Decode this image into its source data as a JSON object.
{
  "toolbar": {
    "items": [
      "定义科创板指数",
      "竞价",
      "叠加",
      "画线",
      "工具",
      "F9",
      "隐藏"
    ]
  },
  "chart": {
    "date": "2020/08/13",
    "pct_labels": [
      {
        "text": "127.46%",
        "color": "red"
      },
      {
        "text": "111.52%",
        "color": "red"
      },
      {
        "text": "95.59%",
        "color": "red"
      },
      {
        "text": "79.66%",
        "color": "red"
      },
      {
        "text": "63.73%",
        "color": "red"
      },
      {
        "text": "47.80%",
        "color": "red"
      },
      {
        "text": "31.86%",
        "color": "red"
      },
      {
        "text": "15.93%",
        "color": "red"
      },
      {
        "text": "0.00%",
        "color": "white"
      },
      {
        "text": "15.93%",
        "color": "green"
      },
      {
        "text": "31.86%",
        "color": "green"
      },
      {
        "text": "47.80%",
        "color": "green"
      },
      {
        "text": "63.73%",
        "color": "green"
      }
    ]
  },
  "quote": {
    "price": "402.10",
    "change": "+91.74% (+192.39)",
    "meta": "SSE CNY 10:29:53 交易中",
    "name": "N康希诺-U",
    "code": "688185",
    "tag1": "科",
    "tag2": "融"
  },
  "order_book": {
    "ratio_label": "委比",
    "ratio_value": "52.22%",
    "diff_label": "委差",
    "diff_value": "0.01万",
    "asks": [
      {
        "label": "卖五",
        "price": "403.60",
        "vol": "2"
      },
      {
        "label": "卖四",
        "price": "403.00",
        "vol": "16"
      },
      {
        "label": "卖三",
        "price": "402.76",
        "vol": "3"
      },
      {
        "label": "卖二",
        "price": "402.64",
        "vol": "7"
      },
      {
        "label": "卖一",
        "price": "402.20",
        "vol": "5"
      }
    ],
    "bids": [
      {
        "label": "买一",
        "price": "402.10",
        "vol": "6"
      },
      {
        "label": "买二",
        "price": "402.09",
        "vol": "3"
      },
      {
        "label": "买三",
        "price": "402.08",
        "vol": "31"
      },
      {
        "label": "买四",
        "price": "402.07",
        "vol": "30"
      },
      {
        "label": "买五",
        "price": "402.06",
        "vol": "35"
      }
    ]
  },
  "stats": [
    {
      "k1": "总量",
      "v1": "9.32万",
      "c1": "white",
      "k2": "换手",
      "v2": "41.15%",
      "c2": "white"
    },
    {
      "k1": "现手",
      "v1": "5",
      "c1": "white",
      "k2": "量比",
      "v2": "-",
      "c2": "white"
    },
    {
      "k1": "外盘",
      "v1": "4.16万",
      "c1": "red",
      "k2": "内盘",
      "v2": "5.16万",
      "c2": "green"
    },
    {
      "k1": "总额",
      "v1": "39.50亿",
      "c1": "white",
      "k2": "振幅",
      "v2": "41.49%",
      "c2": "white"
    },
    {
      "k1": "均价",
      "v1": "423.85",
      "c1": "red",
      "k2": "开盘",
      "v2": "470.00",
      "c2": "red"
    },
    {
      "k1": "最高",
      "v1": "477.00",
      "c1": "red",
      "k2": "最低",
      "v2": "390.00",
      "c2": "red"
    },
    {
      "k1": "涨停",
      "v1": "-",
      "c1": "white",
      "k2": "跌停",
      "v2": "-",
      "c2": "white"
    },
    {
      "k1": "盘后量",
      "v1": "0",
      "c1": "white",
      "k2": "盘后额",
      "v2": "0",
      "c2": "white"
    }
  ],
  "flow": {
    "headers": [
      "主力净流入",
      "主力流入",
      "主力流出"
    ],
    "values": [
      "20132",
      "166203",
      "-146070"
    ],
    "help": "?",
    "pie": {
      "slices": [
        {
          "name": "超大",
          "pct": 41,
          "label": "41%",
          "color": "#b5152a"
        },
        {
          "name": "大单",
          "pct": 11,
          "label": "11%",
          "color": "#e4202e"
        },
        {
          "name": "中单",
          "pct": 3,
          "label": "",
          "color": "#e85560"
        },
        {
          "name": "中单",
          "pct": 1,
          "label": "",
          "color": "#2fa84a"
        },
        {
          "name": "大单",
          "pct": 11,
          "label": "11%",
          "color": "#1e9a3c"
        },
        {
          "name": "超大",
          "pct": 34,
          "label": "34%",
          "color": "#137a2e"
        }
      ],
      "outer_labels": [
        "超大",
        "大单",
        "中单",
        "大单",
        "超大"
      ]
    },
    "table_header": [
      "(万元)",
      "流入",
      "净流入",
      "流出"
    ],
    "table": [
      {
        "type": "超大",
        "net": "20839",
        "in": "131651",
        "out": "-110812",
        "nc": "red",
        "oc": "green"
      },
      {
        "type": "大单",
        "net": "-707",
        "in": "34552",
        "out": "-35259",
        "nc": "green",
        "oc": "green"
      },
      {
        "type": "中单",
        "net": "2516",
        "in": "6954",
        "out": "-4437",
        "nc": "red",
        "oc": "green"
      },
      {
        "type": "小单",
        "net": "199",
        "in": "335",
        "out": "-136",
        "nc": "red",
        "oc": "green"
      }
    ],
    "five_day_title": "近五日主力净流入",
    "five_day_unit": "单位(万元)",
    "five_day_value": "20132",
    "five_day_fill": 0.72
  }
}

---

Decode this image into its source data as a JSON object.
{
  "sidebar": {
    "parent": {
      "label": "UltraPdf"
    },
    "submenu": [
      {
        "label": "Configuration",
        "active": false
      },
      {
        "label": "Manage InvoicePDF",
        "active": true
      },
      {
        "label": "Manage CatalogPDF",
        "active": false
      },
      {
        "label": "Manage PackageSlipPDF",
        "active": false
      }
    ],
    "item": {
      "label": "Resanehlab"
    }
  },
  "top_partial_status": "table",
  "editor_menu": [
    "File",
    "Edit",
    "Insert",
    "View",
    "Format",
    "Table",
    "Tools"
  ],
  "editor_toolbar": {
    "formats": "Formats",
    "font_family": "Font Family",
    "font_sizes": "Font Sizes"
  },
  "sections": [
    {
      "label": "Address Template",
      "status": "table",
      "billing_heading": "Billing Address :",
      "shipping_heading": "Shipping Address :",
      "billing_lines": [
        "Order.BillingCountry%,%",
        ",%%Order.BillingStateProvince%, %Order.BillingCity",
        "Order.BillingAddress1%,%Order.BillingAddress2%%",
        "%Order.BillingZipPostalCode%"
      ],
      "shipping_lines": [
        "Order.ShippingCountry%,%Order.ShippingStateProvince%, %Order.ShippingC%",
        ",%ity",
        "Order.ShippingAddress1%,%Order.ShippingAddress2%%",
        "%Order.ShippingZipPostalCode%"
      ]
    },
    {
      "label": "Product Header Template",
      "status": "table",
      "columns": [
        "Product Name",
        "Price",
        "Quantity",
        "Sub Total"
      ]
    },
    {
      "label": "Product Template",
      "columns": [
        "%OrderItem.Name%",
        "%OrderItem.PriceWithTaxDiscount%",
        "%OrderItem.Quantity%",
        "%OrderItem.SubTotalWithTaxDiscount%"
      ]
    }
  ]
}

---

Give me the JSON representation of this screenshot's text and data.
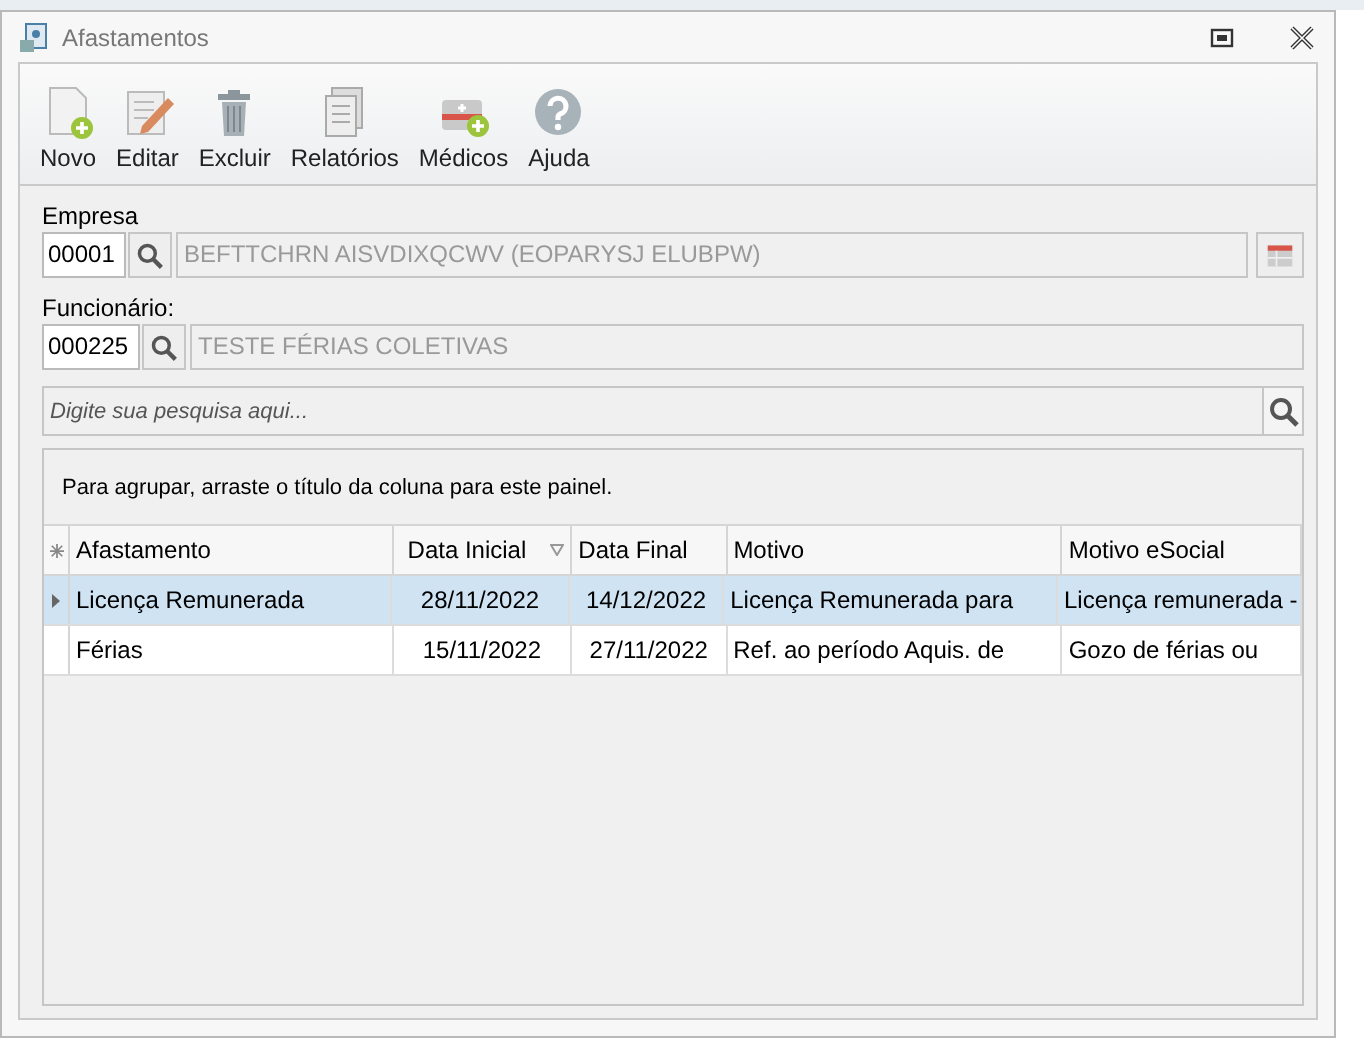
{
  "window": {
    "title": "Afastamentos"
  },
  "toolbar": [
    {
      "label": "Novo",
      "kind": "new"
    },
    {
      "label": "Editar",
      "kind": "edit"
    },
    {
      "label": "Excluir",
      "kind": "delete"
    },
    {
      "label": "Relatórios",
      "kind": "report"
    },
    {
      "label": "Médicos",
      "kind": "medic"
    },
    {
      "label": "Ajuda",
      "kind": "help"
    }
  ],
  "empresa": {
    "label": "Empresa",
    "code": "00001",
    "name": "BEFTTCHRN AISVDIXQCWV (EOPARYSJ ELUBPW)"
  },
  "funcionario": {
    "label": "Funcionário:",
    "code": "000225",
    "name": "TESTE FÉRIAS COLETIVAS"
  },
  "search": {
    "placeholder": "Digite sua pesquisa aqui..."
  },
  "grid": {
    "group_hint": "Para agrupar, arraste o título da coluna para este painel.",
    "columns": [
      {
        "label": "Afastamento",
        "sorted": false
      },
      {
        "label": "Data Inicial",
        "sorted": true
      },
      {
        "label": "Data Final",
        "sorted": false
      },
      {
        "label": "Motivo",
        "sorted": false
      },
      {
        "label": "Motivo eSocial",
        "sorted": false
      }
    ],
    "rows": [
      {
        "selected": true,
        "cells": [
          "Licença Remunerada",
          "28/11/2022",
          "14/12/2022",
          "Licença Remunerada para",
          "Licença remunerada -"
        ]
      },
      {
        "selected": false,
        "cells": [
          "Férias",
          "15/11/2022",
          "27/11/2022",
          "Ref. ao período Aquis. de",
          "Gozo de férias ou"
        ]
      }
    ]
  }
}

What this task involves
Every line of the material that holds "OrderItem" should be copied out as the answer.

Solution to the problem
        "%OrderItem.Name%",
        "%OrderItem.PriceWithTaxDiscount%",
        "%OrderItem.Quantity%",
        "%OrderItem.SubTotalWithTaxDiscount%"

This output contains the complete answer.